**Your instructions**
Give each entry back by retyping it exactly as written.

--------------------------------------------------

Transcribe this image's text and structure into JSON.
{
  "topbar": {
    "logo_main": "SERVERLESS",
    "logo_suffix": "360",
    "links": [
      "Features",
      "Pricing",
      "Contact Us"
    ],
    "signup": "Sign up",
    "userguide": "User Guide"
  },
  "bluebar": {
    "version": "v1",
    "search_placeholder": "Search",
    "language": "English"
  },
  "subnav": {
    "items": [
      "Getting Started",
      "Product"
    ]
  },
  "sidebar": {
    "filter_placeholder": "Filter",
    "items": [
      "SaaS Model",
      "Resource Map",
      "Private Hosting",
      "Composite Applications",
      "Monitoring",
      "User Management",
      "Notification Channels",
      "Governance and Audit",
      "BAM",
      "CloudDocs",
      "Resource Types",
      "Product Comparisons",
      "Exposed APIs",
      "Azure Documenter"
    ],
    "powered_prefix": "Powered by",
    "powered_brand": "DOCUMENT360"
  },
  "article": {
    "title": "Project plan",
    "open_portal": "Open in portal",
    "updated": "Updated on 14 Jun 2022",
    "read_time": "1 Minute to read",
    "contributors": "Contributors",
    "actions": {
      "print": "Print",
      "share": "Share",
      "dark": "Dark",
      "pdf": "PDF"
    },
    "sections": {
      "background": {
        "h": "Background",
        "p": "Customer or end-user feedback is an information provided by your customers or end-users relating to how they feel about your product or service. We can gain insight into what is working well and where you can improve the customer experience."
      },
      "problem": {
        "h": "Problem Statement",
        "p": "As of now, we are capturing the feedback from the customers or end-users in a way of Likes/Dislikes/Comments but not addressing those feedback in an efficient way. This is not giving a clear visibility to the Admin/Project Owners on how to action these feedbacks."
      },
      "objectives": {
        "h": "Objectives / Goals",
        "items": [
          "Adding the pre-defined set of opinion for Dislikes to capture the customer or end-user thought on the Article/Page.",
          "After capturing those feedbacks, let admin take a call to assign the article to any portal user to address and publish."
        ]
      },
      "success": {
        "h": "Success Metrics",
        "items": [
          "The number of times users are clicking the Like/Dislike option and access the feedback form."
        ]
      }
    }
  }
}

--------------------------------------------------

**Your response**
Transcribe this image's text and structure into JSON.
{
  "topbar": {
    "logo_main": "SERVERLESS",
    "logo_suffix": "360",
    "links": [
      "Features",
      "Pricing",
      "Contact Us"
    ],
    "signup": "Sign up",
    "userguide": "User Guide"
  },
  "bluebar": {
    "version": "v1",
    "search_placeholder": "Search",
    "language": "English"
  },
  "subnav": {
    "items": [
      "Getting Started",
      "Product"
    ]
  },
  "sidebar": {
    "filter_placeholder": "Filter",
    "items": [
      "SaaS Model",
      "Resource Map",
      "Private Hosting",
      "Composite Applications",
      "Monitoring",
      "User Management",
      "Notification Channels",
      "Governance and Audit",
      "BAM",
      "CloudDocs",
      "Resource Types",
      "Product Comparisons",
      "Exposed APIs",
      "Azure Documenter"
    ],
    "powered_prefix": "Powered by",
    "powered_brand": "DOCUMENT360"
  },
  "article": {
    "title": "Project plan",
    "open_portal": "Open in portal",
    "updated": "Updated on 14 Jun 2022",
    "read_time": "1 Minute to read",
    "contributors": "Contributors",
    "actions": {
      "print": "Print",
      "share": "Share",
      "dark": "Dark",
      "pdf": "PDF"
    },
    "sections": {
      "background": {
        "h": "Background",
        "p": "Customer or end-user feedback is an information provided by your customers or end-users relating to how they feel about your product or service. We can gain insight into what is working well and where you can improve the customer experience."
      },
      "problem": {
        "h": "Problem Statement",
        "p": "As of now, we are capturing the feedback from the customers or end-users in a way of Likes/Dislikes/Comments but not addressing those feedback in an efficient way. This is not giving a clear visibility to the Admin/Project Owners on how to action these feedbacks."
      },
      "objectives": {
        "h": "Objectives / Goals",
        "items": [
          "Adding the pre-defined set of opinion for Dislikes to capture the customer or end-user thought on the Article/Page.",
          "After capturing those feedbacks, let admin take a call to assign the article to any portal user to address and publish."
        ]
      },
      "success": {
        "h": "Success Metrics",
        "items": [
          "The number of times users are clicking the Like/Dislike option and access the feedback form."
        ]
      }
    }
  }
}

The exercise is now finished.